A Hasidic master, Rebbe Eliezer Hagar of Vizhnitz (1890-1945), offers the following comment.  He begins by quoting a midrash.  This phrase is as it is written in Proverbs: “A stone is heavy and the sand weighty; but a fool’s wrath is heavier than both.”  He then goes on to interpret the rabbinic commentary with the following observation: It is hard to write on a rock, but after something is engraved on it, the writing will last forever.  In the case of sand, on the other hand, one finds it easy to write whatever he wishes, but the writing can be erased in an instant.  The difference between the two is the same as that between the person who finds it difficult to understand something, but once he understands it does not forget it, and the person who finds it easy to understand something, but soon forgets it.  Pharaoh had both disadvantages—he found it hard to understand, and he forgot easily.  Immediately after he said, “God is right,” he changed his mind and did not allow Israel to leave.

Typical of the Hasidic masters this negative notion of hardening the heart is transformed into one that has positive potential, albeit a potential that Pharaoh missed.  Had Pharaoh heeded Moses’ words he would have learned a hard and difficult lesson.  Pharaoh would have learned something that would have left an imprint for a lifetime.  He would have taken to heart the lesson that you must never harden your heart to others.  You must never harden your heart to their suffering.

At times our hearts are open.  Other times they are closed.  Sometimes our hearts are weighed down by sorrow.  And other times by pain.  Sometimes our hearts are hardened by stubbornness.  Other times by ideology.  To what do we harden our hearts?  What weighs our hearts down?  What stands in the way of our learning lessons that will last a lifetime, lessons that could be written on stone?

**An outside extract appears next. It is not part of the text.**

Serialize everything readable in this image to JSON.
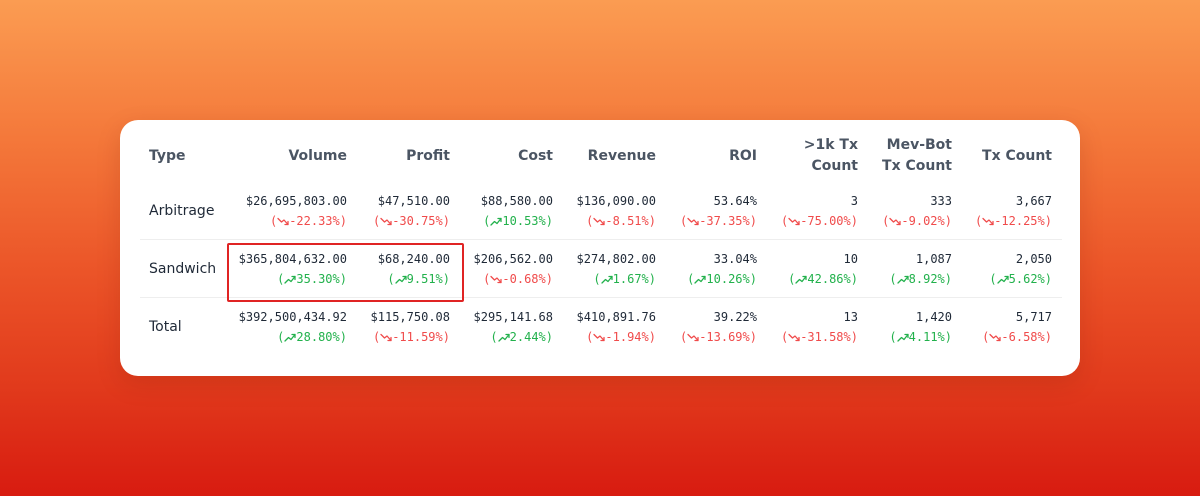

Susie Moskowitz said…
Great point. Life often gives us the same dilemmas, over and over again, so that we have the chance to learn the lessons which we need to learn. For each of us there are different lessons.